“With our location and families living so close to the shore, we want to make sure residents of all ages have the opportunity to learn basic swimming and water safety before the summer,” said Rebecca Rivera, the Y’s Aquatics Director. “Learn-to-Swim Week encourages area families to make safety a top priority.”

To prepare families for a summer at the shore, The Community YMCA offers the following water safety tips for children and adults:

  • ·Only swim when and where there is a lifeguard on duty; never swim alone
  • ·Adults should constantly watch children in and near the water. If multiple adults are in the vicinity, designate a “water watcher” so everyone knows who is “on duty.”
  • ·Install proper fencing and gates around pools, alarms on doors or windows that lead to the pool, and have rescue equipment mounted nearby.
  • ·Inexperienced swimmers should take precaution and wear a U.S. Coast Guard approved personal floatation device (PFD) when in, on, or around the water.
  • ·Children who are beginners should stay within an arm’s reach of an adult in the water.

“Knowing how to be safe in and around water helps kids feel proud and confident, and they will use that knowledge for the rest of their lives,” said Rivera.

Learn-to-Swim Week is an annual community outreach initiative provided by the Y. The program is made possible through the generosity of local donors who contribute to the Community YMCA Strong Kids Campaign.
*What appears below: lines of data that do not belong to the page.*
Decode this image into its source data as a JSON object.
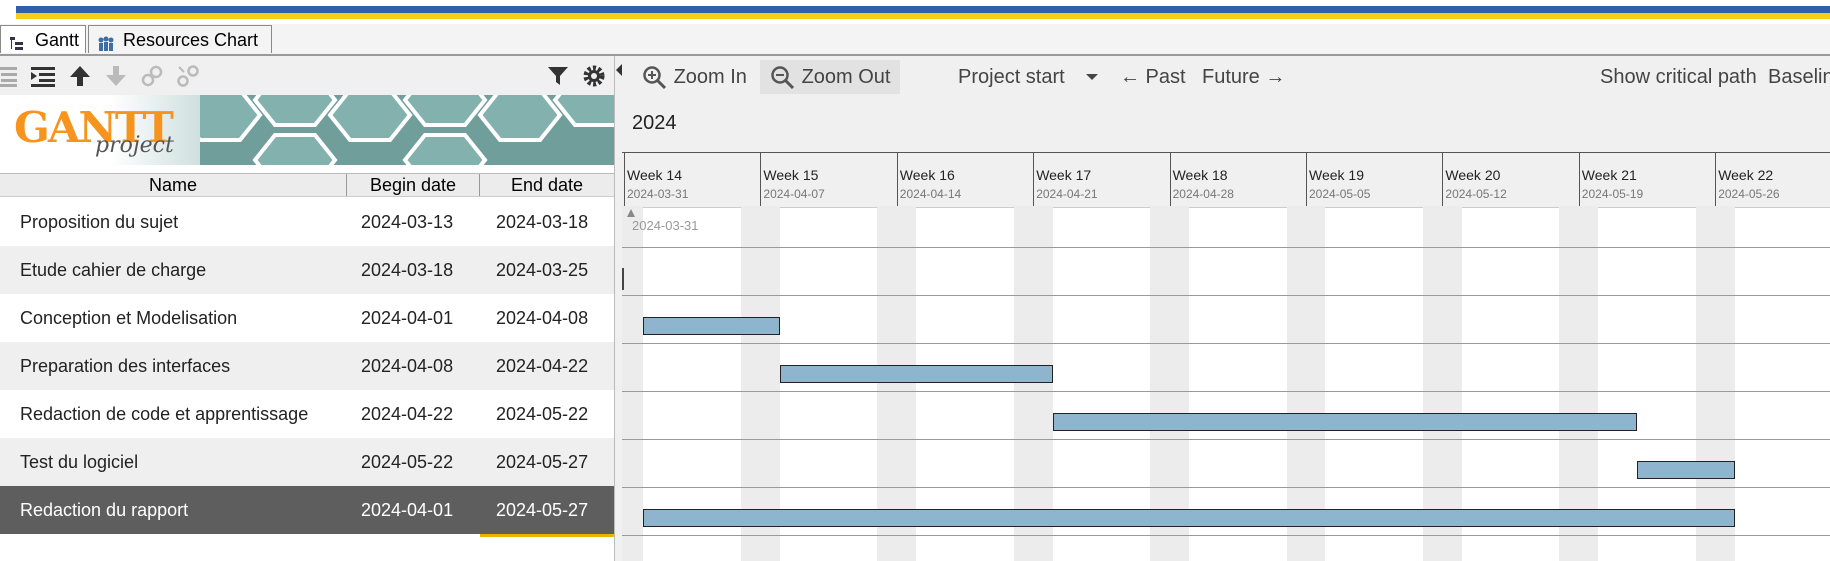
{
  "tabs": [
    {
      "label": "Gantt",
      "icon": "gantt-tree-icon",
      "active": true
    },
    {
      "label": "Resources Chart",
      "icon": "resources-people-icon",
      "active": false
    }
  ],
  "toolbar": {
    "icons": [
      "outdent-icon",
      "indent-icon",
      "move-up-icon",
      "move-down-icon",
      "link-icon",
      "unlink-icon",
      "filter-icon",
      "gear-icon"
    ]
  },
  "logo": {
    "main": "GANTT",
    "sub": "project"
  },
  "table": {
    "columns": [
      "Name",
      "Begin date",
      "End date"
    ],
    "rows": [
      {
        "name": "Proposition du sujet",
        "begin": "2024-03-13",
        "end": "2024-03-18"
      },
      {
        "name": "Etude cahier de charge",
        "begin": "2024-03-18",
        "end": "2024-03-25"
      },
      {
        "name": "Conception et Modelisation",
        "begin": "2024-04-01",
        "end": "2024-04-08"
      },
      {
        "name": "Preparation des interfaces",
        "begin": "2024-04-08",
        "end": "2024-04-22"
      },
      {
        "name": "Redaction de code et apprentissage",
        "begin": "2024-04-22",
        "end": "2024-05-22"
      },
      {
        "name": "Test du logiciel",
        "begin": "2024-05-22",
        "end": "2024-05-27"
      },
      {
        "name": "Redaction du rapport",
        "begin": "2024-04-01",
        "end": "2024-05-27"
      }
    ],
    "selected_row": 6
  },
  "chart_toolbar": {
    "zoom_in": "Zoom In",
    "zoom_out": "Zoom Out",
    "project_start": "Project start",
    "past": "← Past",
    "future": "Future →",
    "critical_path": "Show critical path",
    "baseline": "Baselin"
  },
  "timeline": {
    "year": "2024",
    "start_marker": "2024-03-31",
    "weeks": [
      {
        "label": "Week 14",
        "date": "2024-03-31"
      },
      {
        "label": "Week 15",
        "date": "2024-04-07"
      },
      {
        "label": "Week 16",
        "date": "2024-04-14"
      },
      {
        "label": "Week 17",
        "date": "2024-04-21"
      },
      {
        "label": "Week 18",
        "date": "2024-04-28"
      },
      {
        "label": "Week 19",
        "date": "2024-05-05"
      },
      {
        "label": "Week 20",
        "date": "2024-05-12"
      },
      {
        "label": "Week 21",
        "date": "2024-05-19"
      },
      {
        "label": "Week 22",
        "date": "2024-05-26"
      }
    ]
  },
  "colors": {
    "bar_fill": "#8fb4cd",
    "selected_row": "#5e5e5e",
    "banner_top_blue": "#2f5fa7",
    "banner_top_yellow": "#f0cf16",
    "logo_orange": "#f7941d",
    "selection_underline": "#f0b400"
  }
}
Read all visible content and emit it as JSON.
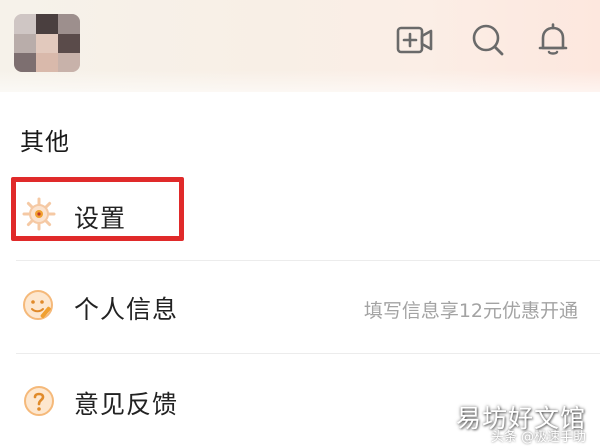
{
  "header": {
    "video_icon": "video-add-icon",
    "search_icon": "search-icon",
    "bell_icon": "bell-icon"
  },
  "section": {
    "title": "其他"
  },
  "menu": {
    "settings": {
      "label": "设置",
      "icon": "gear-icon"
    },
    "profile": {
      "label": "个人信息",
      "hint": "填写信息享12元优惠开通",
      "icon": "smiley-pen-icon"
    },
    "feedback": {
      "label": "意见反馈",
      "icon": "question-icon"
    }
  },
  "watermark": {
    "main": "易坊好文馆",
    "sub": "头条 @极速手助"
  },
  "colors": {
    "accent_orange": "#f0a030",
    "highlight_red": "#e02a2a",
    "icon_gray": "#6a6a6a",
    "hint_gray": "#a3a3a3"
  }
}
To learn more about the Y’s swimming and water safety programs for youth and adults, visit www.TheCommunityYMCA.org.